Global climate change is truly reaching its fingers to the furthest stretches of the globe. Many of us know about the effects it is having on the arctic ice caps, but what about countries so far removed from our daily news reports, that we sometimes forget about? Chile, for example, is feeling global climate change, and it’s not feeling good.
Chile has a desert at its head, yet its feet lie under ice. How much ice? 7,000 square miles of continental ice masses and hundreds of thousands of square miles of Antarctica. Compared to other countries, Chile’s contribution to global warming has been calculated as 0.2% . Despite this infinitesimal number, the world’s contribution is melting Antarctica which will result in the flooding of Chile’s coastline.
Aside from that, the Andean glaciers are also melting.
In Santiago, a few thousand miles from Antarctica, scorching hot temperatures have marked the beginning of summer. In recent times, the first thing that comes to a Chilean’s mind when they hear the word “sun” is “sun screen”. They are advised to go to the beach only during the late afternoon hours.

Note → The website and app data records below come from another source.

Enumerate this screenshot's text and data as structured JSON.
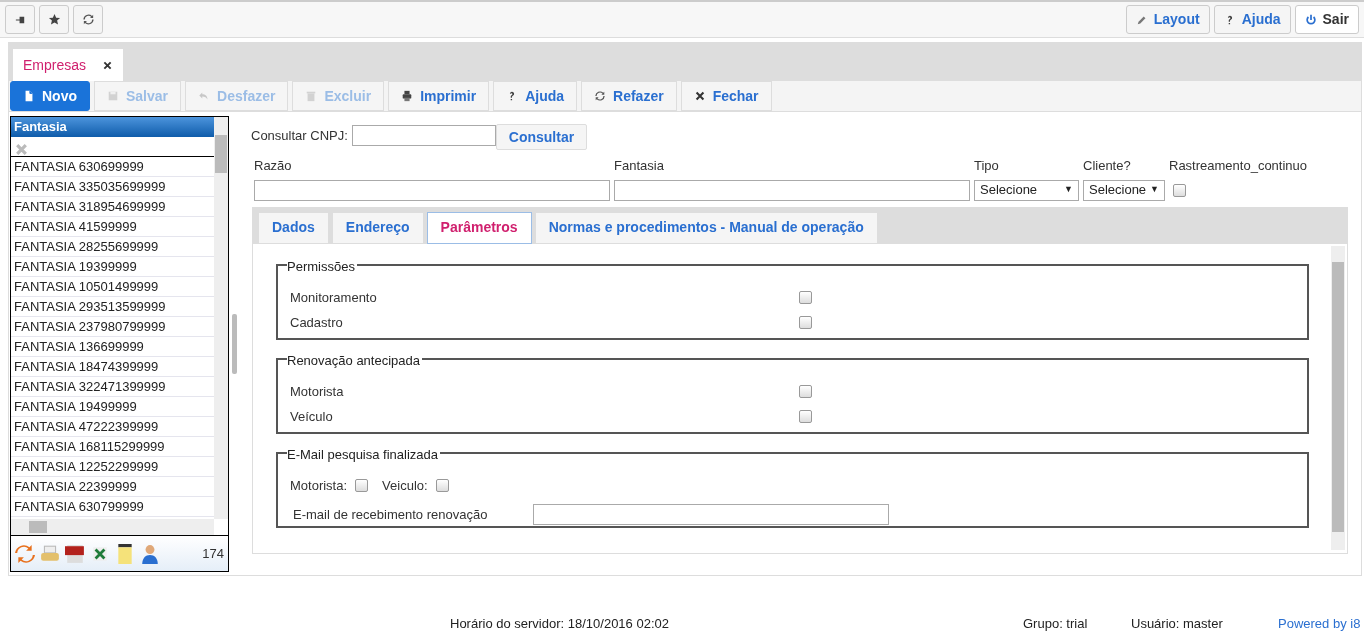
{
  "top_toolbar": {
    "icon_buttons": [
      {
        "kind": "pin"
      },
      {
        "kind": "star"
      },
      {
        "kind": "refresh"
      }
    ],
    "right_buttons": [
      {
        "label": "Layout",
        "kind": "pencil"
      },
      {
        "label": "Ajuda",
        "kind": "help"
      },
      {
        "label": "Sair",
        "kind": "power"
      }
    ]
  },
  "doc_tabs": [
    {
      "label": "Empresas",
      "selected": true
    }
  ],
  "actions": [
    {
      "label": "Novo",
      "kind": "file",
      "primary": true,
      "disabled": false
    },
    {
      "label": "Salvar",
      "kind": "save",
      "primary": false,
      "disabled": true
    },
    {
      "label": "Desfazer",
      "kind": "undo",
      "primary": false,
      "disabled": true
    },
    {
      "label": "Excluir",
      "kind": "trash",
      "primary": false,
      "disabled": true
    },
    {
      "label": "Imprimir",
      "kind": "print",
      "primary": false,
      "disabled": false
    },
    {
      "label": "Ajuda",
      "kind": "help",
      "primary": false,
      "disabled": false
    },
    {
      "label": "Refazer",
      "kind": "refresh",
      "primary": false,
      "disabled": false
    },
    {
      "label": "Fechar",
      "kind": "close",
      "primary": false,
      "disabled": false
    }
  ],
  "list": {
    "header": "Fantasia",
    "count": "174",
    "items": [
      "FANTASIA 630699999",
      "FANTASIA 335035699999",
      "FANTASIA 318954699999",
      "FANTASIA 41599999",
      "FANTASIA 28255699999",
      "FANTASIA 19399999",
      "FANTASIA 10501499999",
      "FANTASIA 293513599999",
      "FANTASIA 237980799999",
      "FANTASIA 136699999",
      "FANTASIA 18474399999",
      "FANTASIA 322471399999",
      "FANTASIA 19499999",
      "FANTASIA 47222399999",
      "FANTASIA 168115299999",
      "FANTASIA 12252299999",
      "FANTASIA 22399999",
      "FANTASIA 630799999"
    ],
    "tools": [
      {
        "kind": "refresh"
      },
      {
        "kind": "print"
      },
      {
        "kind": "pdf"
      },
      {
        "kind": "excel"
      },
      {
        "kind": "note"
      },
      {
        "kind": "user"
      }
    ]
  },
  "form": {
    "cnpj_label": "Consultar CNPJ:",
    "cnpj_button": "Consultar",
    "fields": [
      {
        "label": "Razão",
        "kind": "text"
      },
      {
        "label": "Fantasia",
        "kind": "text"
      },
      {
        "label": "Tipo",
        "kind": "select",
        "value": "Selecione",
        "arrow": "▼"
      },
      {
        "label": "Cliente?",
        "kind": "select",
        "value": "Selecione",
        "arrow": "▼"
      },
      {
        "label": "Rastreamento_continuo",
        "kind": "checkbox",
        "checked": false
      }
    ]
  },
  "tabs": [
    {
      "label": "Dados",
      "selected": false
    },
    {
      "label": "Endereço",
      "selected": false
    },
    {
      "label": "Parâmetros",
      "selected": true
    },
    {
      "label": "Normas e procedimentos - Manual de operação",
      "selected": false
    }
  ],
  "groups": [
    {
      "legend": "Permissões",
      "kind": "rows",
      "items": [
        {
          "label": "Monitoramento",
          "checked": false
        },
        {
          "label": "Cadastro",
          "checked": false
        }
      ]
    },
    {
      "legend": "Renovação antecipada",
      "kind": "rows",
      "items": [
        {
          "label": "Motorista",
          "checked": false
        },
        {
          "label": "Veículo",
          "checked": false
        }
      ]
    },
    {
      "legend": "E-Mail pesquisa finalizada",
      "kind": "inline",
      "items": [
        {
          "label": "Motorista:",
          "checked": false
        },
        {
          "label": "Veiculo:",
          "checked": false
        }
      ],
      "field_label": "E-mail de recebimento renovação"
    }
  ],
  "status_bar": {
    "server_time": "Horário do servidor: 18/10/2016 02:02",
    "group": "Grupo: trial",
    "user": "Usuário: master",
    "powered": "Powered by i8"
  }
}
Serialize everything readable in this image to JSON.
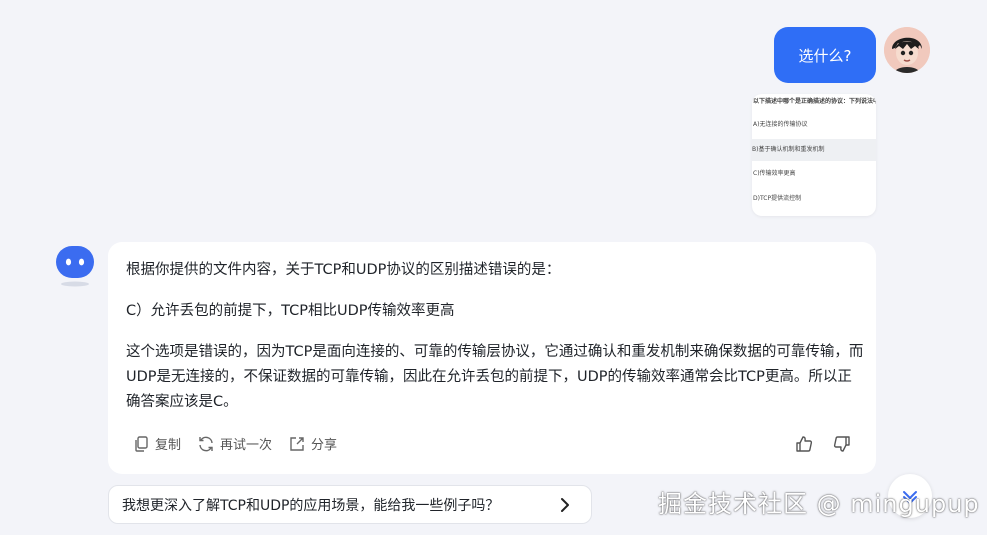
{
  "user_message": {
    "text": "选什么?"
  },
  "attachment_preview": {
    "lines": [
      "以下描述中哪个是正确描述的协议：下列说法中,",
      "A)无连接的传输协议",
      "B)基于确认机制和重发机制",
      "C)传输效率更高",
      "D)TCP提供流控制"
    ]
  },
  "answer": {
    "intro": "根据你提供的文件内容，关于TCP和UDP协议的区别描述错误的是：",
    "option": "C）允许丢包的前提下，TCP相比UDP传输效率更高",
    "explanation": "这个选项是错误的，因为TCP是面向连接的、可靠的传输层协议，它通过确认和重发机制来确保数据的可靠传输，而UDP是无连接的，不保证数据的可靠传输，因此在允许丢包的前提下，UDP的传输效率通常会比TCP更高。所以正确答案应该是C。"
  },
  "actions": {
    "copy": "复制",
    "retry": "再试一次",
    "share": "分享"
  },
  "suggestion": {
    "text": "我想更深入了解TCP和UDP的应用场景，能给我一些例子吗？"
  },
  "watermark": {
    "text": "掘金技术社区 @ mingupup"
  },
  "colors": {
    "accent": "#2f6ef6",
    "bot": "#3b6cf0"
  }
}
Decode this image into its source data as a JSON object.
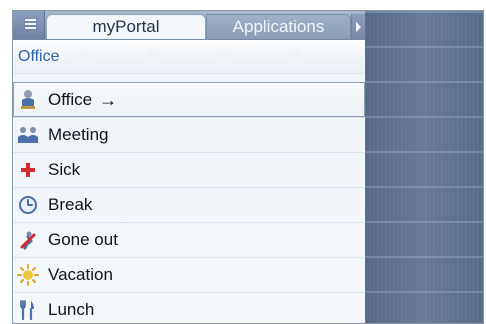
{
  "app": {
    "tabs": [
      {
        "label": "myPortal"
      },
      {
        "label": "Applications"
      }
    ],
    "section_title": "Office",
    "items": [
      {
        "label": "Office",
        "icon": "office-person-icon",
        "selected": true,
        "suffix": "→"
      },
      {
        "label": "Meeting",
        "icon": "meeting-people-icon"
      },
      {
        "label": "Sick",
        "icon": "red-cross-icon"
      },
      {
        "label": "Break",
        "icon": "clock-icon"
      },
      {
        "label": "Gone out",
        "icon": "gone-out-icon"
      },
      {
        "label": "Vacation",
        "icon": "sun-icon"
      },
      {
        "label": "Lunch",
        "icon": "cutlery-icon"
      }
    ]
  },
  "theme": {
    "accent": "#2f65a6",
    "tab_active": "#f4f7fb",
    "tab_inactive": "#8a9db8",
    "panel_background": "#eef3f8",
    "sidebar_background": "#5a6e8d",
    "selected_outline": "#8e9fb6",
    "red": "#d52b2b",
    "sun": "#f0c63a"
  }
}
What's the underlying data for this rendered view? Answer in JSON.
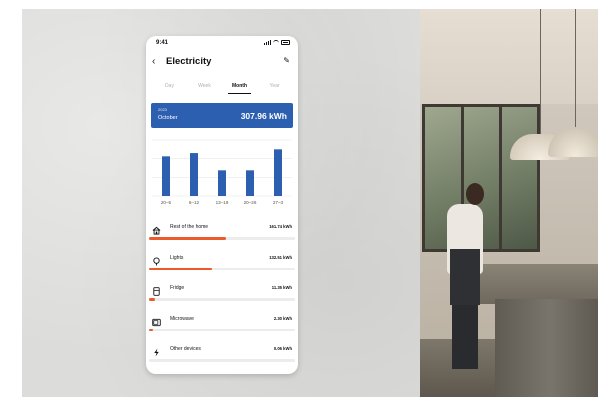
{
  "status_bar": {
    "time": "9:41"
  },
  "header": {
    "back_icon": "chevron-left-icon",
    "title": "Electricity",
    "edit_icon": "pencil-icon"
  },
  "tabs": [
    {
      "label": "Day",
      "active": false
    },
    {
      "label": "Week",
      "active": false
    },
    {
      "label": "Month",
      "active": true
    },
    {
      "label": "Year",
      "active": false
    }
  ],
  "summary": {
    "year": "2023",
    "month": "October",
    "total": "307.96 kWh",
    "color": "#2d5fb0"
  },
  "chart_data": {
    "type": "bar",
    "categories": [
      "20–5",
      "6–12",
      "13–19",
      "20–26",
      "27–3"
    ],
    "values": [
      85,
      92,
      55,
      55,
      100
    ],
    "bar_color": "#2d5fb0",
    "grid": true,
    "ylim": [
      0,
      120
    ]
  },
  "devices": [
    {
      "icon": "home-icon",
      "name": "Rest of the home",
      "value": "161.74 kWh",
      "share": 0.53
    },
    {
      "icon": "bulb-icon",
      "name": "Lights",
      "value": "132.51 kWh",
      "share": 0.43
    },
    {
      "icon": "fridge-icon",
      "name": "Fridge",
      "value": "11.35 kWh",
      "share": 0.04
    },
    {
      "icon": "microwave-icon",
      "name": "Microwave",
      "value": "2.30 kWh",
      "share": 0.01
    },
    {
      "icon": "bolt-icon",
      "name": "Other devices",
      "value": "0.06 kWh",
      "share": 0.0
    }
  ],
  "accent_color": "#ea5a2a"
}
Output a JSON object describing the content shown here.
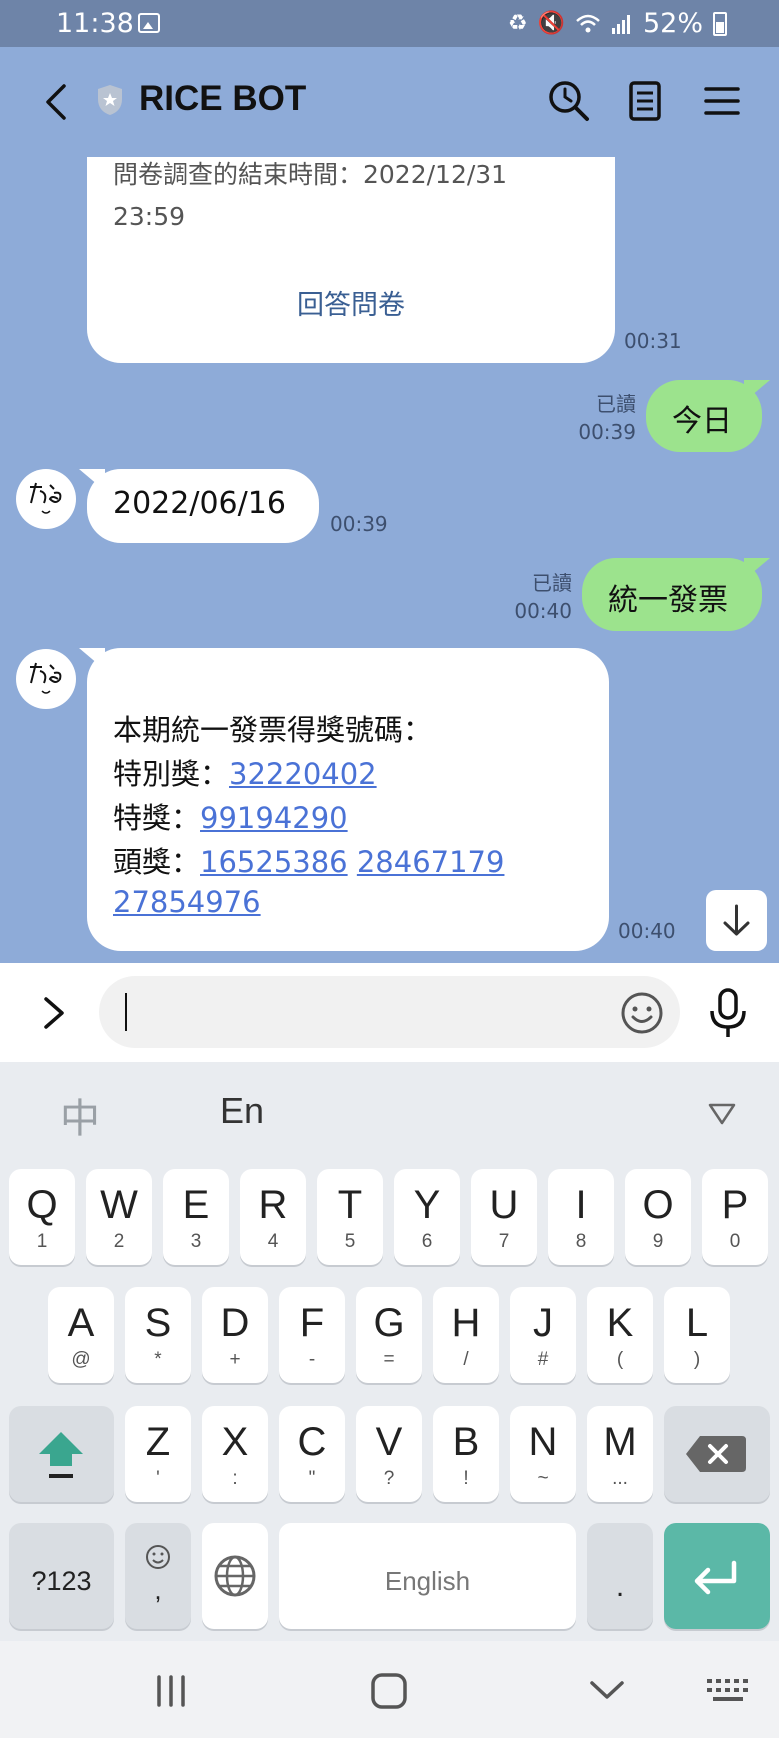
{
  "status_bar": {
    "time": "11:38",
    "battery": "52%"
  },
  "header": {
    "title": "RICE BOT"
  },
  "messages": {
    "survey": {
      "partial_line": "問卷調查的結束時間：2022/12/31",
      "end_time": "23:59",
      "link_label": "回答問卷",
      "time": "00:31"
    },
    "today": {
      "text": "今日",
      "read": "已讀",
      "time": "00:39"
    },
    "date_reply": {
      "text": "2022/06/16",
      "time": "00:39"
    },
    "invoice": {
      "text": "統一發票",
      "read": "已讀",
      "time": "00:40"
    },
    "invoice_reply": {
      "heading": "本期統一發票得獎號碼：",
      "special_prize_label": "特別獎：",
      "special_prize": "32220402",
      "grand_prize_label": "特獎：",
      "grand_prize": "99194290",
      "first_prize_label": "頭獎：",
      "first_prize_1": "16525386",
      "first_prize_2": "28467179",
      "first_prize_3": "27854976",
      "time": "00:40"
    }
  },
  "input": {
    "placeholder": ""
  },
  "keyboard": {
    "lang_zh": "中",
    "lang_en": "En",
    "row1": [
      {
        "k": "Q",
        "s": "1"
      },
      {
        "k": "W",
        "s": "2"
      },
      {
        "k": "E",
        "s": "3"
      },
      {
        "k": "R",
        "s": "4"
      },
      {
        "k": "T",
        "s": "5"
      },
      {
        "k": "Y",
        "s": "6"
      },
      {
        "k": "U",
        "s": "7"
      },
      {
        "k": "I",
        "s": "8"
      },
      {
        "k": "O",
        "s": "9"
      },
      {
        "k": "P",
        "s": "0"
      }
    ],
    "row2": [
      {
        "k": "A",
        "s": "@"
      },
      {
        "k": "S",
        "s": "*"
      },
      {
        "k": "D",
        "s": "+"
      },
      {
        "k": "F",
        "s": "-"
      },
      {
        "k": "G",
        "s": "="
      },
      {
        "k": "H",
        "s": "/"
      },
      {
        "k": "J",
        "s": "#"
      },
      {
        "k": "K",
        "s": "("
      },
      {
        "k": "L",
        "s": ")"
      }
    ],
    "row3": [
      {
        "k": "Z",
        "s": "'"
      },
      {
        "k": "X",
        "s": ":"
      },
      {
        "k": "C",
        "s": "\""
      },
      {
        "k": "V",
        "s": "?"
      },
      {
        "k": "B",
        "s": "!"
      },
      {
        "k": "N",
        "s": "~"
      },
      {
        "k": "M",
        "s": "..."
      }
    ],
    "symbols_label": "?123",
    "comma": ",",
    "space_label": "English",
    "period": "."
  },
  "colors": {
    "chat_background": "#8eabd8",
    "sent_bubble": "#9ce38d",
    "link": "#4a72d6",
    "enter_key": "#5bb8a7"
  }
}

The heat prevents people from carrying out their routines and must remain in the shade or take naps to kill time until sundown. This decrease in productivity on account of heat is affecting their health.
The change in climate has also seriously damaged fruit and vegetable crops, most particularly avocados. And exporter has said that this season’s frosts ruined 40% of his crops.
The weather has become unpredictable.
In 1545, Pedro de Valdivia, the conqueror of Chile, encouraged Spaniards to settle in there because, “there is no better place in the world to live, now and for generations to come.” A few centuries later their national anthem incorporated that ecological enthusiasm and passion with, “Pure, Chile, is your blue-hued sky…Your fields embroidered with flowers are a joyous likeness of Eden.”
If the big contributors to global climate change do not stop now, this paradise will be lost. And it won’t be the only one.
Source: Chile’s Rising Waters and Frozen Avocados by Antonio Skarmeta, The New York Times, Sunday Opinion, Sunday, December 23rd, 2007